▶ _YOUR GOAL_:
Copy the records below exactly, leaving out any pictures.
---------- EXTRACTED ENTRIES ----------
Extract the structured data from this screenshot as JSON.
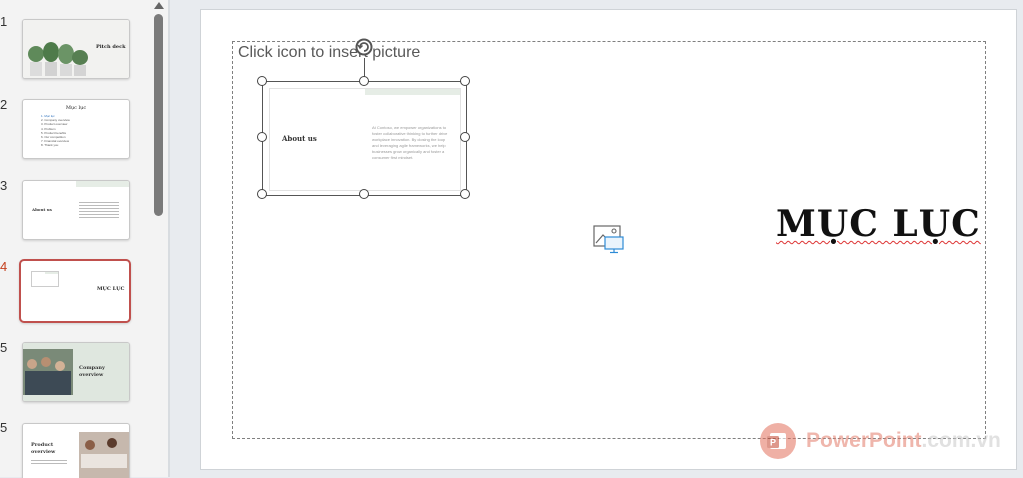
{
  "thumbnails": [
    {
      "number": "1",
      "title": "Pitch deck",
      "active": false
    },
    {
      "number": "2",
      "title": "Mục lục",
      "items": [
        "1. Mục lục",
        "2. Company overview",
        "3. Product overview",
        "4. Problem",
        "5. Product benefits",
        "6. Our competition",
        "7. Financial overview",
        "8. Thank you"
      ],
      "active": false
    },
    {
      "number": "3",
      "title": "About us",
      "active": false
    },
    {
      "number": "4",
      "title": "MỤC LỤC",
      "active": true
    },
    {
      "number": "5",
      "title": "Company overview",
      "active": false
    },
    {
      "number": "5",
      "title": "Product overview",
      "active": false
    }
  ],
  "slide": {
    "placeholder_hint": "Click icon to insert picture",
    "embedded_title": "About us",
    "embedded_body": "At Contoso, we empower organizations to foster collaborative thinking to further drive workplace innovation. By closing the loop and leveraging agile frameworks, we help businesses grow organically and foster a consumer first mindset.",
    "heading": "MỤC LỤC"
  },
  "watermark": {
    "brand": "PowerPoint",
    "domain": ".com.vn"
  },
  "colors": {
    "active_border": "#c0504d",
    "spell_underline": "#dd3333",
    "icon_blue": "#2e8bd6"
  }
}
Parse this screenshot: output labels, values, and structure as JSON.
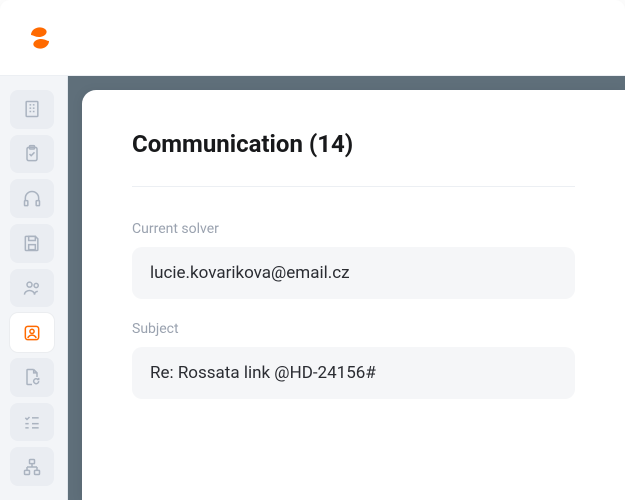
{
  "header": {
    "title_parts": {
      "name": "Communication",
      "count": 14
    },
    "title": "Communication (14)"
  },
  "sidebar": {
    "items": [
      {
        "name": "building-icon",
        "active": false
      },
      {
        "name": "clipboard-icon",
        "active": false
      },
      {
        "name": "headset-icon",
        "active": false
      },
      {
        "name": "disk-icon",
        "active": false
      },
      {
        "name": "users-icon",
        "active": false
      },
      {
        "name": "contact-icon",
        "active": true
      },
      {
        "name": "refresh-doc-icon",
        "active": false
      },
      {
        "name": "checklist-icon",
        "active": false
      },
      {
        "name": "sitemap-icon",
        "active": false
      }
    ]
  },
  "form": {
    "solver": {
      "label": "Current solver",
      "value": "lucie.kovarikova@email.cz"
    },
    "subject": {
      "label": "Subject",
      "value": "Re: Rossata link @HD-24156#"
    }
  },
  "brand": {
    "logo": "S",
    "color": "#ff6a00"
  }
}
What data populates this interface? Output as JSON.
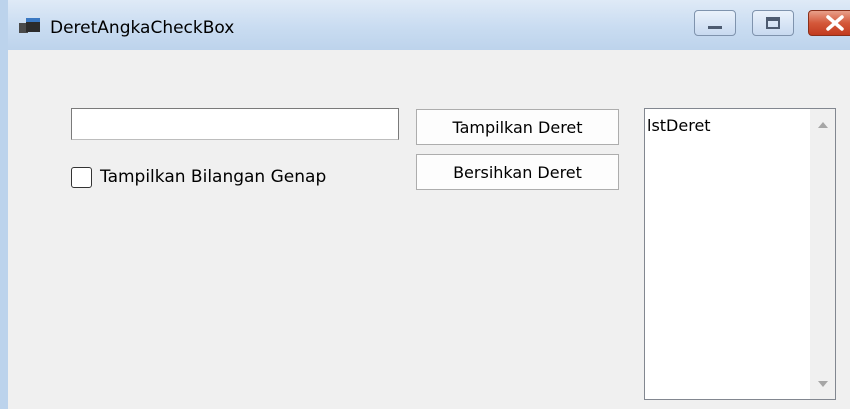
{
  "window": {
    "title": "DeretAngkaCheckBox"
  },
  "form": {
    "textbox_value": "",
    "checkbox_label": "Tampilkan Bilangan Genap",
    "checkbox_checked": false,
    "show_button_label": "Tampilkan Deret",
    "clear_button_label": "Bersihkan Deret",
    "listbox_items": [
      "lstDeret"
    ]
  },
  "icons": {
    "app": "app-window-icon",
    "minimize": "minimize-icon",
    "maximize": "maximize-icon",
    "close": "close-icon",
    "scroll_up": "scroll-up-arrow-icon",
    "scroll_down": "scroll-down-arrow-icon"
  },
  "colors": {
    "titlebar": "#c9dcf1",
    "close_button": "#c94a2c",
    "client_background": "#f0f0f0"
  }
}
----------
▶ _PROBLEM SOLUTION_:
Extract the structured data from this screenshot as JSON.
{
  "thumbnails": [
    {
      "number": "1",
      "title": "Pitch deck",
      "active": false
    },
    {
      "number": "2",
      "title": "Mục lục",
      "items": [
        "1. Mục lục",
        "2. Company overview",
        "3. Product overview",
        "4. Problem",
        "5. Product benefits",
        "6. Our competition",
        "7. Financial overview",
        "8. Thank you"
      ],
      "active": false
    },
    {
      "number": "3",
      "title": "About us",
      "active": false
    },
    {
      "number": "4",
      "title": "MỤC LỤC",
      "active": true
    },
    {
      "number": "5",
      "title": "Company overview",
      "active": false
    },
    {
      "number": "5",
      "title": "Product overview",
      "active": false
    }
  ],
  "slide": {
    "placeholder_hint": "Click icon to insert picture",
    "embedded_title": "About us",
    "embedded_body": "At Contoso, we empower organizations to foster collaborative thinking to further drive workplace innovation. By closing the loop and leveraging agile frameworks, we help businesses grow organically and foster a consumer first mindset.",
    "heading": "MỤC LỤC"
  },
  "watermark": {
    "brand": "PowerPoint",
    "domain": ".com.vn"
  },
  "colors": {
    "active_border": "#c0504d",
    "spell_underline": "#dd3333",
    "icon_blue": "#2e8bd6"
  }
}
Parse this screenshot: output labels, values, and structure as JSON.
{
  "header": {
    "title_parts": {
      "name": "Communication",
      "count": 14
    },
    "title": "Communication (14)"
  },
  "sidebar": {
    "items": [
      {
        "name": "building-icon",
        "active": false
      },
      {
        "name": "clipboard-icon",
        "active": false
      },
      {
        "name": "headset-icon",
        "active": false
      },
      {
        "name": "disk-icon",
        "active": false
      },
      {
        "name": "users-icon",
        "active": false
      },
      {
        "name": "contact-icon",
        "active": true
      },
      {
        "name": "refresh-doc-icon",
        "active": false
      },
      {
        "name": "checklist-icon",
        "active": false
      },
      {
        "name": "sitemap-icon",
        "active": false
      }
    ]
  },
  "form": {
    "solver": {
      "label": "Current solver",
      "value": "lucie.kovarikova@email.cz"
    },
    "subject": {
      "label": "Subject",
      "value": "Re: Rossata link @HD-24156#"
    }
  },
  "brand": {
    "logo": "S",
    "color": "#ff6a00"
  }
}
What data populates this interface? Output as JSON.
{
  "window": {
    "title": "DeretAngkaCheckBox"
  },
  "form": {
    "textbox_value": "",
    "checkbox_label": "Tampilkan Bilangan Genap",
    "checkbox_checked": false,
    "show_button_label": "Tampilkan Deret",
    "clear_button_label": "Bersihkan Deret",
    "listbox_items": [
      "lstDeret"
    ]
  },
  "icons": {
    "app": "app-window-icon",
    "minimize": "minimize-icon",
    "maximize": "maximize-icon",
    "close": "close-icon",
    "scroll_up": "scroll-up-arrow-icon",
    "scroll_down": "scroll-down-arrow-icon"
  },
  "colors": {
    "titlebar": "#c9dcf1",
    "close_button": "#c94a2c",
    "client_background": "#f0f0f0"
  }
}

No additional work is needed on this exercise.